* _The task_:
Below are the records; copy out every line that holds the word "datetime".

- - -

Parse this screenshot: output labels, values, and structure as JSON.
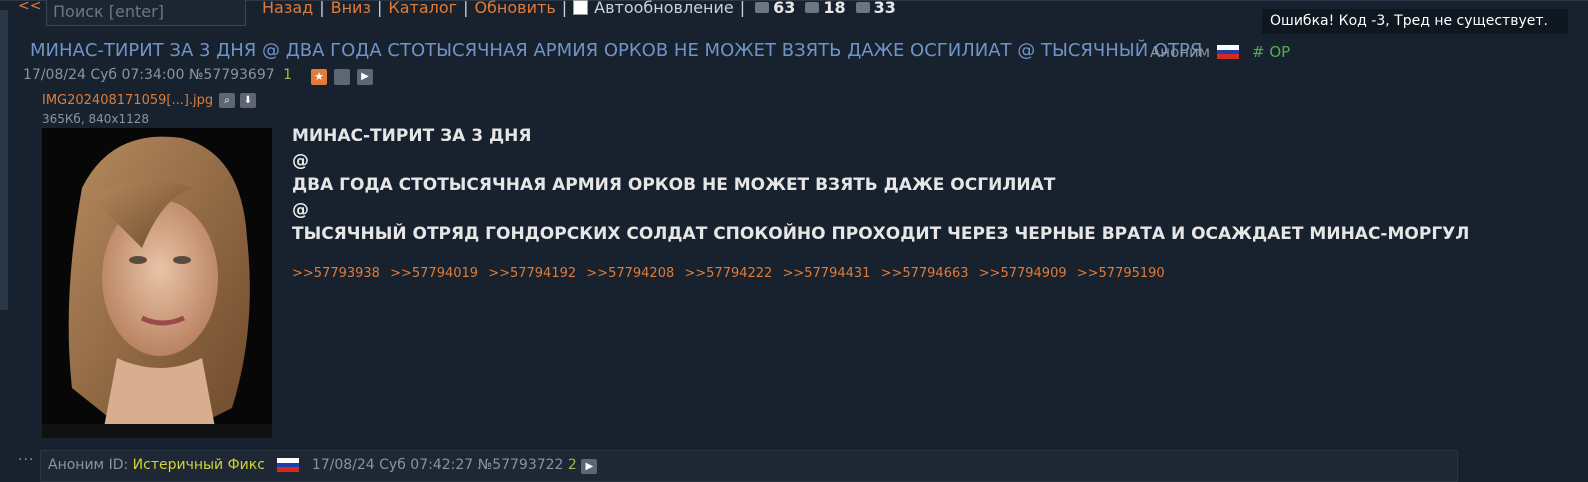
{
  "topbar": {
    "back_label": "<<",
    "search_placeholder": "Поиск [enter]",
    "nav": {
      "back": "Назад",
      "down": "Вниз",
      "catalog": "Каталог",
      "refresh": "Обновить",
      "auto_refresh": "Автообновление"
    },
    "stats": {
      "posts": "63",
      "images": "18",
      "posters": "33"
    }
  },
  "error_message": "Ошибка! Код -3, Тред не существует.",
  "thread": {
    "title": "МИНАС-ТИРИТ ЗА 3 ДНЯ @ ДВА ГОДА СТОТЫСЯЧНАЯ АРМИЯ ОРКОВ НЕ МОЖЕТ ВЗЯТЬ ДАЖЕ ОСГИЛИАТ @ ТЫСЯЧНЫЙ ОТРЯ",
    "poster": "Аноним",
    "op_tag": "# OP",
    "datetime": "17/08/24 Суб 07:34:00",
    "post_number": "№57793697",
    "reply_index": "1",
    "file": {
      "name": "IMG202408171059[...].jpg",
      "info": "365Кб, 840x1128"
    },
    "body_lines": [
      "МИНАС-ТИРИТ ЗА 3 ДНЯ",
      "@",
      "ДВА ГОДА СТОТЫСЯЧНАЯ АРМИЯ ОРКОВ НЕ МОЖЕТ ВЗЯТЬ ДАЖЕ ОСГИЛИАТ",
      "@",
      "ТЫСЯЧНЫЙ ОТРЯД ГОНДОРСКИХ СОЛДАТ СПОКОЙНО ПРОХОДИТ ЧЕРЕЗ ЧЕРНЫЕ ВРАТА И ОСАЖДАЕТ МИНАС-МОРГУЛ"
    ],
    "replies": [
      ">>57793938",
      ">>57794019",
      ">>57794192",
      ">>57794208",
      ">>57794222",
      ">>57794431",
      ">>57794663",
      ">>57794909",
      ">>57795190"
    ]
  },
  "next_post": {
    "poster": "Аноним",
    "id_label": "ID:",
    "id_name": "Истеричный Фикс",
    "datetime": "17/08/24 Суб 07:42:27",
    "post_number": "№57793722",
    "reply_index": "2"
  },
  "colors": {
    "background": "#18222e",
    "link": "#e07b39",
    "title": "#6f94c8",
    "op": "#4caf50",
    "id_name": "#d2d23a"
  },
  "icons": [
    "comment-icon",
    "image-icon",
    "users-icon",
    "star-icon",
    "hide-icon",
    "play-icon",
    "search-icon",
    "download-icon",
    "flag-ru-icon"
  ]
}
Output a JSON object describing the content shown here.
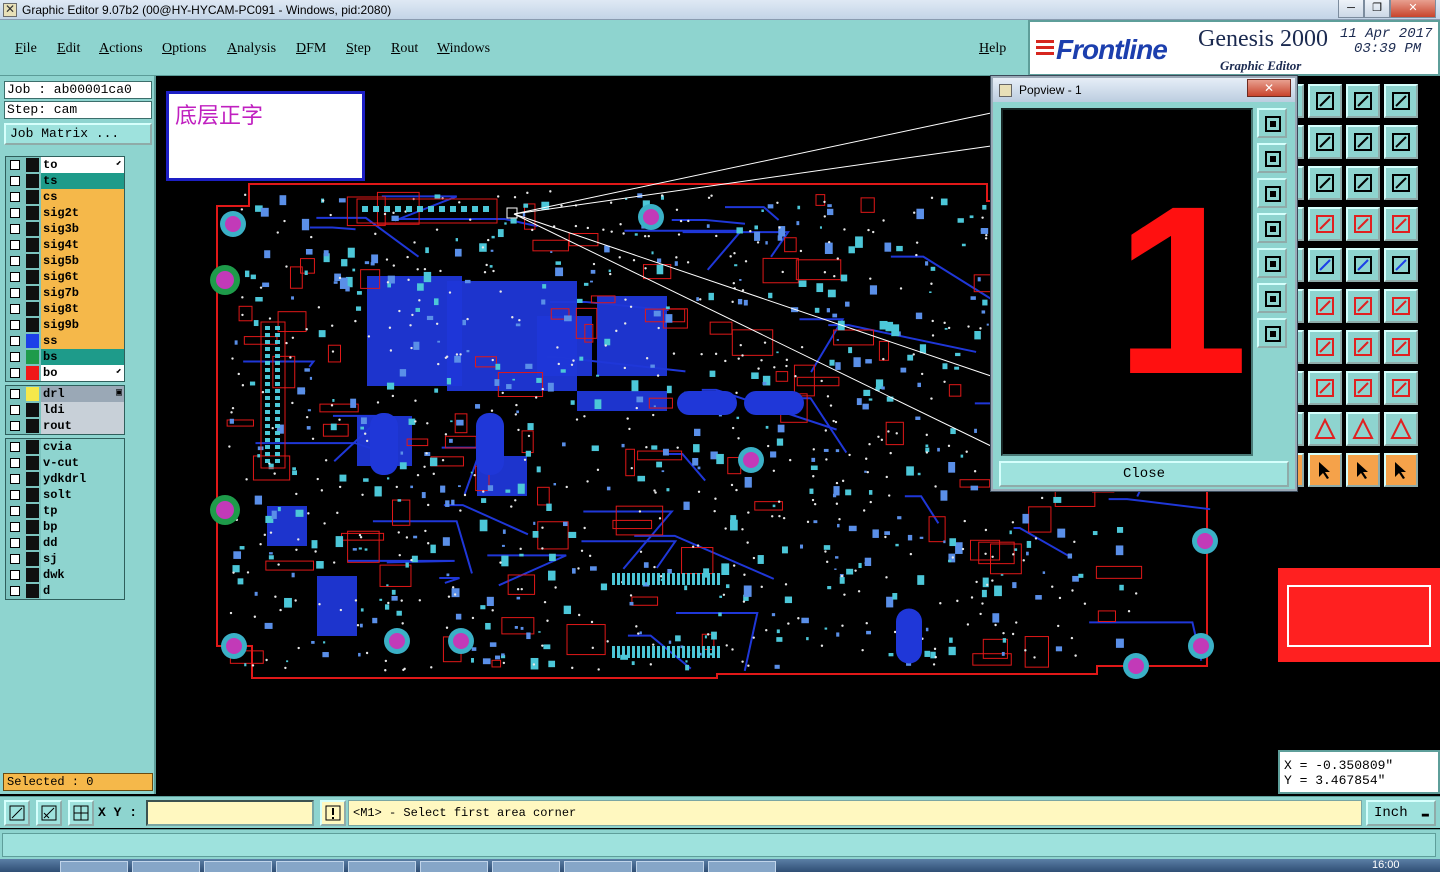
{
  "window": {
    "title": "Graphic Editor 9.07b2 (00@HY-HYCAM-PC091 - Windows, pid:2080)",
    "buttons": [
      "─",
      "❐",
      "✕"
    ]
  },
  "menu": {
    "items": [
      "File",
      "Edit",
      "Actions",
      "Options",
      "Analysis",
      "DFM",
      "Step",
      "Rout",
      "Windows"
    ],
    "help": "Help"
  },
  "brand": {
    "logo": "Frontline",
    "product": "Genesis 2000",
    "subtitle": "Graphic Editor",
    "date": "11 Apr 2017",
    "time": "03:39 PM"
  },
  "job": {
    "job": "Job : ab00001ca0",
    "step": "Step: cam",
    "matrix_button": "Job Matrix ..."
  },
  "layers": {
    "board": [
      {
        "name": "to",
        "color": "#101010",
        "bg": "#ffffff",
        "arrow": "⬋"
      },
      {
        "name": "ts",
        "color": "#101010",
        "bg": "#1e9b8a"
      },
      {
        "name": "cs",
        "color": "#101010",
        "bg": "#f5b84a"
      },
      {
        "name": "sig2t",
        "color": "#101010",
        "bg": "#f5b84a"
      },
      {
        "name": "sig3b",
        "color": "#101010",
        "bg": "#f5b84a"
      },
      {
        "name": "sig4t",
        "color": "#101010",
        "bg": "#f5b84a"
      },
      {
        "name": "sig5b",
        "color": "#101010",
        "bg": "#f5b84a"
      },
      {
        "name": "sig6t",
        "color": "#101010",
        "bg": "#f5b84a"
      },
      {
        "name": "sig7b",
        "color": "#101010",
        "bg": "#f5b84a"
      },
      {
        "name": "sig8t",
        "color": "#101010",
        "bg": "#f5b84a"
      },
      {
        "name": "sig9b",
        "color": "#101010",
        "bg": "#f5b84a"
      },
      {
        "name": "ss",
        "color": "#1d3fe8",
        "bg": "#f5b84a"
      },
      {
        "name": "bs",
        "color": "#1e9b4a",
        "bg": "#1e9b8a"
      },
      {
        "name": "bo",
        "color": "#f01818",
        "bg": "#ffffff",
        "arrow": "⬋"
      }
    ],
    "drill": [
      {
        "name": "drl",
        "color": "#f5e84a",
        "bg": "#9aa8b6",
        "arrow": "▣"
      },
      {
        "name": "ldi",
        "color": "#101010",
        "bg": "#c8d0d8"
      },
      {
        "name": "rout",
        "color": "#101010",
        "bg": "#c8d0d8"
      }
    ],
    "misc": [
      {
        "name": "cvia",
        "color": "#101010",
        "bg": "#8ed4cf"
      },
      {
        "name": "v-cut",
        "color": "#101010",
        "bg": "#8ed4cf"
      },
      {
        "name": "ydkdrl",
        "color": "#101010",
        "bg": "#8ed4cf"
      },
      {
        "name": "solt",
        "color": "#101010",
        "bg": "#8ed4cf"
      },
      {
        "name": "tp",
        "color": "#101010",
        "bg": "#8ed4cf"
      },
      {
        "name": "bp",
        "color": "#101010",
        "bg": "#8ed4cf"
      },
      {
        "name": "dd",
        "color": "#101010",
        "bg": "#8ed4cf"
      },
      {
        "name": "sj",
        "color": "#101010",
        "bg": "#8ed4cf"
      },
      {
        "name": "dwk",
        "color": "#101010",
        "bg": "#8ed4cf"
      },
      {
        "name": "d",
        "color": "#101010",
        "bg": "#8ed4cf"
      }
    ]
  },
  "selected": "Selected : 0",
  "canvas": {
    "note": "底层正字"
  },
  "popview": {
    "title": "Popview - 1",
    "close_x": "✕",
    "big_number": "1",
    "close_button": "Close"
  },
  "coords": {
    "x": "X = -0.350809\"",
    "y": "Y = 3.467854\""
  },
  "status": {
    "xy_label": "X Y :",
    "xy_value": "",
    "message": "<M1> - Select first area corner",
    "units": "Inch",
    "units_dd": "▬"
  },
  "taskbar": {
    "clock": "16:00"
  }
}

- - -

* _Written response_:
    "datetime": "17/08/24 Суб 07:34:00",
    "datetime": "17/08/24 Суб 07:42:27",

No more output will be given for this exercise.